Pomponio Secondo: profilo di un poeta tragico ‘minore’ opens a path for further discovery, including the study of fragmentary texts, literary strategies such as intertextuality, reception of topoi and contamination from other genres. The scope, the reception, the intertextual engagement and chronology have been satisfactorily pinned down. We ought to remember the programmatic statements of the author: Degl’Innocenti Pierini’s explicit concern was to shed light on a ‘minor’ author who has been neglected by scholarship. In this, the book undoubtedly achieves its aims, but the volume also supplies a guide of how we should work on fragmentary texts. Caution and originality go hand in hand in this book. Overall, the organization of the volume works very well, as the two parts perfectly harmonize. At the end, the author also supplies an index of relevant passages. As a whole, the book maintains coherence and succeeds in outlining a vivid portrait of Pomponius Secundus and in displaying an excellent methodology for the study of tragic fragmentary texts.
1. A. J. Boyle, Roman Tragedy London & New York 2016, 186-184: “it is clearly impossible to gain any real sense of the politics of Pomponius’ works”. The only studies on Pomponius are T. Eckinger, P. Pomponius Secundus, Étude philologique annexée au rapport du Gymnase de la Chaux-de-Fonds 1906-1907, 1-20; A. Della Casa, Pomponio Secondo tragediografo, Dioniso 35, 1961, 58-75; A. Galimberti, & I. Ramelli, L’Octavia e il suo autore: P. Pomponio Secondo?, Aevum 75, 2001, 79-99; A. Galimberti, L’autore dell’Octavia, in: L. Castagna, & G. Vogt-Spira (eds.), Pervertere: Ästhetik der Verkehrung. Literatur und Kultur neronischer Zeit und ihre Rezeption München & Leipzig 2002, 71-73.
2. J. F. Miller, Apollo, Augustus, and the Poets, Cambridge 2009, 292.
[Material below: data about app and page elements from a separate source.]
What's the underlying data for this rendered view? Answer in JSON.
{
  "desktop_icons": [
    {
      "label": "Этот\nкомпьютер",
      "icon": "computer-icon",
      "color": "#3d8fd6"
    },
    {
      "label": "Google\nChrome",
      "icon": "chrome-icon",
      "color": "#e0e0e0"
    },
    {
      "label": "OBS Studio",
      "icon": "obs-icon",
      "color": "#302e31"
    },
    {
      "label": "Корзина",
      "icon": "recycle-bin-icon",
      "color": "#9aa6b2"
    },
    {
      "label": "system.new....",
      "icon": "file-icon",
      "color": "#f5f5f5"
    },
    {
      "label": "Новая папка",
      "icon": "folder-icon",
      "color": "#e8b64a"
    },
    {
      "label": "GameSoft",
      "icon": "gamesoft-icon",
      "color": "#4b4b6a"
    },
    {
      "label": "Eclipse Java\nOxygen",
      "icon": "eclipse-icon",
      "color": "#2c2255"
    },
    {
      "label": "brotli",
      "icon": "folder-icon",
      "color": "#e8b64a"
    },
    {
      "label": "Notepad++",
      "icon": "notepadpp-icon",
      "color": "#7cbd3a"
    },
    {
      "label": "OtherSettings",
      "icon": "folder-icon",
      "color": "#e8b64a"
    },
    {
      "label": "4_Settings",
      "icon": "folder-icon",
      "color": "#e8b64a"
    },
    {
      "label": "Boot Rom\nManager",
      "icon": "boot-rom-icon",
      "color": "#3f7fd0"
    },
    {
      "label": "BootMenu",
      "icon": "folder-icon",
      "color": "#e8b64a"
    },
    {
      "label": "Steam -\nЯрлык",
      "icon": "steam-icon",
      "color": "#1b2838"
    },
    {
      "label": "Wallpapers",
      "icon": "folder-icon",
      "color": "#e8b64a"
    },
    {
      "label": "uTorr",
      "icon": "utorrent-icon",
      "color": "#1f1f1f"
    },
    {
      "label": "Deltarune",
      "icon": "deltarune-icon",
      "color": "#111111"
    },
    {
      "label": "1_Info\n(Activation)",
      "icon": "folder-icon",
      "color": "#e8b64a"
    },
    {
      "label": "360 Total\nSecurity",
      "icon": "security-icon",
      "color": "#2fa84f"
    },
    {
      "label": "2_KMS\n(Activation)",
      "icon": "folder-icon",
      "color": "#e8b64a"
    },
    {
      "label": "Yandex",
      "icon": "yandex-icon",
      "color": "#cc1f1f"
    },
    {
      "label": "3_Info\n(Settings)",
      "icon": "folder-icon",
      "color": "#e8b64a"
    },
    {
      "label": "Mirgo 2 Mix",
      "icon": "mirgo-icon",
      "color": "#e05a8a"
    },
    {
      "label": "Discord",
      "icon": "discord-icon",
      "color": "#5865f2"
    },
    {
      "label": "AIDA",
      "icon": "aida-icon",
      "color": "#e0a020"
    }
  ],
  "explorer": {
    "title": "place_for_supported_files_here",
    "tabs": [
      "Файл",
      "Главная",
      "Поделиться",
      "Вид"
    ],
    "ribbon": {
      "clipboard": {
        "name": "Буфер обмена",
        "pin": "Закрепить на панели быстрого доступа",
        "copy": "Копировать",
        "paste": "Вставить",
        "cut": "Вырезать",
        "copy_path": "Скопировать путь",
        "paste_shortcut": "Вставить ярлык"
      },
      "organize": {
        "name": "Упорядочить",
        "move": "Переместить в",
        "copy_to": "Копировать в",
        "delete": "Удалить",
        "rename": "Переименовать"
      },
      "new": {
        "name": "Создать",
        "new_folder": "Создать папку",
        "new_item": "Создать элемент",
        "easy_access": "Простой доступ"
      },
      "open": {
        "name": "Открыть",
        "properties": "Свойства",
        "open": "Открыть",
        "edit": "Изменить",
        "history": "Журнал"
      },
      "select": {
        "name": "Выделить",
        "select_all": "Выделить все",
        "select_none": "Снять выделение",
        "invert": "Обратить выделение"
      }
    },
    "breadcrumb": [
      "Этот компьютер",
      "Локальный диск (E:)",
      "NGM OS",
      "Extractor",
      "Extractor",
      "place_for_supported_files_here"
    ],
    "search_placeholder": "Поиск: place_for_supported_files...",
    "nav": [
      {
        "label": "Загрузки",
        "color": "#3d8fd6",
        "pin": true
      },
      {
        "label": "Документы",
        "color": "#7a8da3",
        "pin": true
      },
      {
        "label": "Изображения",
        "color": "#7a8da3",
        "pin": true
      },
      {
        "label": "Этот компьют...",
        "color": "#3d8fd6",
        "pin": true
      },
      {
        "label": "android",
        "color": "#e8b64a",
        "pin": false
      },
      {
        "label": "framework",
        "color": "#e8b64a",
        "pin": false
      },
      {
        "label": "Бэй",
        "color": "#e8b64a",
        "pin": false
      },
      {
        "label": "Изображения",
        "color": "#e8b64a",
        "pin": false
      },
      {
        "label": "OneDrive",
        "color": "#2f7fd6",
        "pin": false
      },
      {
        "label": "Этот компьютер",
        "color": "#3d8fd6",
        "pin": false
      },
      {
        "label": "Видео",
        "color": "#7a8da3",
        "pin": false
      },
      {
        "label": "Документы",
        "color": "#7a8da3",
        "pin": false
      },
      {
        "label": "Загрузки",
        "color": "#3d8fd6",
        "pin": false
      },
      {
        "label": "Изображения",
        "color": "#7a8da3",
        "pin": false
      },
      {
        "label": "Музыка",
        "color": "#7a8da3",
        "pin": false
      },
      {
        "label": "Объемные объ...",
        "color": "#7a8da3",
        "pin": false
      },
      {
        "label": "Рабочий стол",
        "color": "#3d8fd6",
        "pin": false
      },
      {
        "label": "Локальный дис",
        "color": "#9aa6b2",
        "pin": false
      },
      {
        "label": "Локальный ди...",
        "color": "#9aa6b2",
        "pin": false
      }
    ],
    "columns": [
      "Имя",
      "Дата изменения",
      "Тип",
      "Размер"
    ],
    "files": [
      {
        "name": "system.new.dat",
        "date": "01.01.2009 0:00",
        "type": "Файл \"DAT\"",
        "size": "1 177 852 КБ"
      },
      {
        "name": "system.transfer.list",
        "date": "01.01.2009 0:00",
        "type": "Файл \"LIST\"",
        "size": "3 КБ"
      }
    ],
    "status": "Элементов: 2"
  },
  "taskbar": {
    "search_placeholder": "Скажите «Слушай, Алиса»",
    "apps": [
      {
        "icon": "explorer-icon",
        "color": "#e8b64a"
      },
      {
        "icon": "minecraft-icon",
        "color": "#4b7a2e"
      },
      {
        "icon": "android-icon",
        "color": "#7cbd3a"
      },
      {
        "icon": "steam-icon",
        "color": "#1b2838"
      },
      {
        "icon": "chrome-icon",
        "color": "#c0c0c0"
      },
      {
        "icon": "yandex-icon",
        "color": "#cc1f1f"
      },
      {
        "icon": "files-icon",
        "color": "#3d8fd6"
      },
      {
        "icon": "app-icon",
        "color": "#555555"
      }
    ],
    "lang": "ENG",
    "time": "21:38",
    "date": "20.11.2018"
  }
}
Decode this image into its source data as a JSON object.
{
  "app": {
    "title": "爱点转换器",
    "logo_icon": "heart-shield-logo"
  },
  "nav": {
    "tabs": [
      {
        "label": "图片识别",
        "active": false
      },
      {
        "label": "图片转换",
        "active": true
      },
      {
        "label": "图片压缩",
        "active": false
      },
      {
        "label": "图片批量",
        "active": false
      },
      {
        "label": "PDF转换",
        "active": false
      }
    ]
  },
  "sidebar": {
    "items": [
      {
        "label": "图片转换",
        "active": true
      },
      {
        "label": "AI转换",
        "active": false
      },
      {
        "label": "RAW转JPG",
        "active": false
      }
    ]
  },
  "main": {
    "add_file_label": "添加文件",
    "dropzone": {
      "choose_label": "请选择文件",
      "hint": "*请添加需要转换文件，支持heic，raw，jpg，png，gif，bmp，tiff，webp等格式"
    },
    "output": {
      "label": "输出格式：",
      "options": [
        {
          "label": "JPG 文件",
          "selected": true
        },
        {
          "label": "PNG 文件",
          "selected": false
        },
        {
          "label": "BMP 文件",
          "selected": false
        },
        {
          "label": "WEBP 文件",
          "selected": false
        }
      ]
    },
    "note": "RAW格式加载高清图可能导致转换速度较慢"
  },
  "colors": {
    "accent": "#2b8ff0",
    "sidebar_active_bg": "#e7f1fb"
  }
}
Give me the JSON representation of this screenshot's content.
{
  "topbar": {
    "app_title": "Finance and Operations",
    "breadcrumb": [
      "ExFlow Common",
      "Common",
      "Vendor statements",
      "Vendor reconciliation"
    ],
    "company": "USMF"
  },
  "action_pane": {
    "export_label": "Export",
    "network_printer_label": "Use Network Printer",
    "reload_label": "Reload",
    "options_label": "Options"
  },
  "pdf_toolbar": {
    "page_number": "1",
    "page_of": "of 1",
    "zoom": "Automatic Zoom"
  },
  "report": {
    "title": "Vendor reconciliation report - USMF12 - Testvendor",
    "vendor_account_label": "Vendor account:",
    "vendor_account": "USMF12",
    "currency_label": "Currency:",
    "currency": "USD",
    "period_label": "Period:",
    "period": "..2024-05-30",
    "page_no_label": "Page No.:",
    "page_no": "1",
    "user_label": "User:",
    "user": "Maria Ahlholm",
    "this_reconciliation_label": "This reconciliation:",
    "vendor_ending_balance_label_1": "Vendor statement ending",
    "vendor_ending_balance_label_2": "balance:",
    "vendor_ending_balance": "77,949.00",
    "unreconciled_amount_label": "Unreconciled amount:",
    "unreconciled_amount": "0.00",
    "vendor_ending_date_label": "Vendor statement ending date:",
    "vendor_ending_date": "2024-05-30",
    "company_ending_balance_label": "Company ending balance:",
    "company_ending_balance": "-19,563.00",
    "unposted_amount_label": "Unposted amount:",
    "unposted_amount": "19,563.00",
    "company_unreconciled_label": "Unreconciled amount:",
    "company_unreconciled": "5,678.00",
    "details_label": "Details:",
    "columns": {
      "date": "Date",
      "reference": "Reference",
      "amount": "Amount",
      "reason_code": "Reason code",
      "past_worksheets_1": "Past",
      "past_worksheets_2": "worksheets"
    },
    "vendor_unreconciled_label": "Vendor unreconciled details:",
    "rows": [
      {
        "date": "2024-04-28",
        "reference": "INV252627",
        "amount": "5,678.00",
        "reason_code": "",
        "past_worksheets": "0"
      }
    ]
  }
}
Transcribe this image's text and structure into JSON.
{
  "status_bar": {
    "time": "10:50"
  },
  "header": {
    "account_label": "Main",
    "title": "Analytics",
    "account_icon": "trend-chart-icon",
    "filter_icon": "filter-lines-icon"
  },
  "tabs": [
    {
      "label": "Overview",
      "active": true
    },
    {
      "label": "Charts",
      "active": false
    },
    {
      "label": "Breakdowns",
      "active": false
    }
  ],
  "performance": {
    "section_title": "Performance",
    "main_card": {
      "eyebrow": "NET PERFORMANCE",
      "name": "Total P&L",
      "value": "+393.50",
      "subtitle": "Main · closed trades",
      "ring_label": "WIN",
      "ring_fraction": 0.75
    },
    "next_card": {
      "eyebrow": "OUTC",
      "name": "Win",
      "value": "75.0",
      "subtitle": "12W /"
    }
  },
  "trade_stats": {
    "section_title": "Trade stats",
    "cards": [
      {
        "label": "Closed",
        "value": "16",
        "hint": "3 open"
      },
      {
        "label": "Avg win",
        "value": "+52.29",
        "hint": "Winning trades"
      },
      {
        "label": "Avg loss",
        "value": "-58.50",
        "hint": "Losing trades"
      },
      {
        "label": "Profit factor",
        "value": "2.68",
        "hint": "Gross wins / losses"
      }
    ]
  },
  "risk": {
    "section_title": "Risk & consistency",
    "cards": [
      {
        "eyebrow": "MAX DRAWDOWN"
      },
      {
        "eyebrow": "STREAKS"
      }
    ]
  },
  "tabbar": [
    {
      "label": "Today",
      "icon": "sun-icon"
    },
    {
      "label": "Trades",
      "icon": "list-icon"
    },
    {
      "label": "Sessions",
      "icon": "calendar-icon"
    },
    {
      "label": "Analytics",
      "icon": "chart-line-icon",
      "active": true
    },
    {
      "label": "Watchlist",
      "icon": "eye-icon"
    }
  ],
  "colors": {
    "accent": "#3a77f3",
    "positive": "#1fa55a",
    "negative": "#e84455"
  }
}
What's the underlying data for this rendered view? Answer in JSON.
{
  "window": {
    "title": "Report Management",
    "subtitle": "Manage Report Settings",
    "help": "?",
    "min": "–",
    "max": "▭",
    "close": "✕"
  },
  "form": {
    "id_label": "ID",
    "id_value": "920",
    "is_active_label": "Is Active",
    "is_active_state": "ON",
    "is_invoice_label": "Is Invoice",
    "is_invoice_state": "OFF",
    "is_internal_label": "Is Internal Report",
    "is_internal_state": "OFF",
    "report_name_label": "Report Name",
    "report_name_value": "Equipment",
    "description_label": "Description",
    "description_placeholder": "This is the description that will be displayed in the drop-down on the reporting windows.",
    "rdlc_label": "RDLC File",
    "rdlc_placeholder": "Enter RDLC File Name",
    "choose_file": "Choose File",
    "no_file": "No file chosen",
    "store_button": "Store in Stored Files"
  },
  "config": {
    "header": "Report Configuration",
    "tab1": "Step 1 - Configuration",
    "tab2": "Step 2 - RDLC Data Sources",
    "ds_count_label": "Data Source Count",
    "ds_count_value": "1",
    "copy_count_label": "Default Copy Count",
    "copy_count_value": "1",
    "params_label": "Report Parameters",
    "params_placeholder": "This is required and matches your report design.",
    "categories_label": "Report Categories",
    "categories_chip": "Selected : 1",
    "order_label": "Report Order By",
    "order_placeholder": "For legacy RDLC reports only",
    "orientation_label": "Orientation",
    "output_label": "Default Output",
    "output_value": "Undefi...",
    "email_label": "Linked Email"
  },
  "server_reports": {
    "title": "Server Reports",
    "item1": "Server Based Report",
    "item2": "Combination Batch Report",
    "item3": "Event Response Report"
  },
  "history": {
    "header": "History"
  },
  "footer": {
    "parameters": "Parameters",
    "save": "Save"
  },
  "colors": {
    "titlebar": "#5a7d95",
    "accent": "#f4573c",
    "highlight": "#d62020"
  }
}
3. M. Schauer (ed.), Tragicorum Romanorum Fragmenta, Vol. 1: Livius Andronicus; Naevius; Tragici minores; Fragmenta adespota, Göttingen 2012.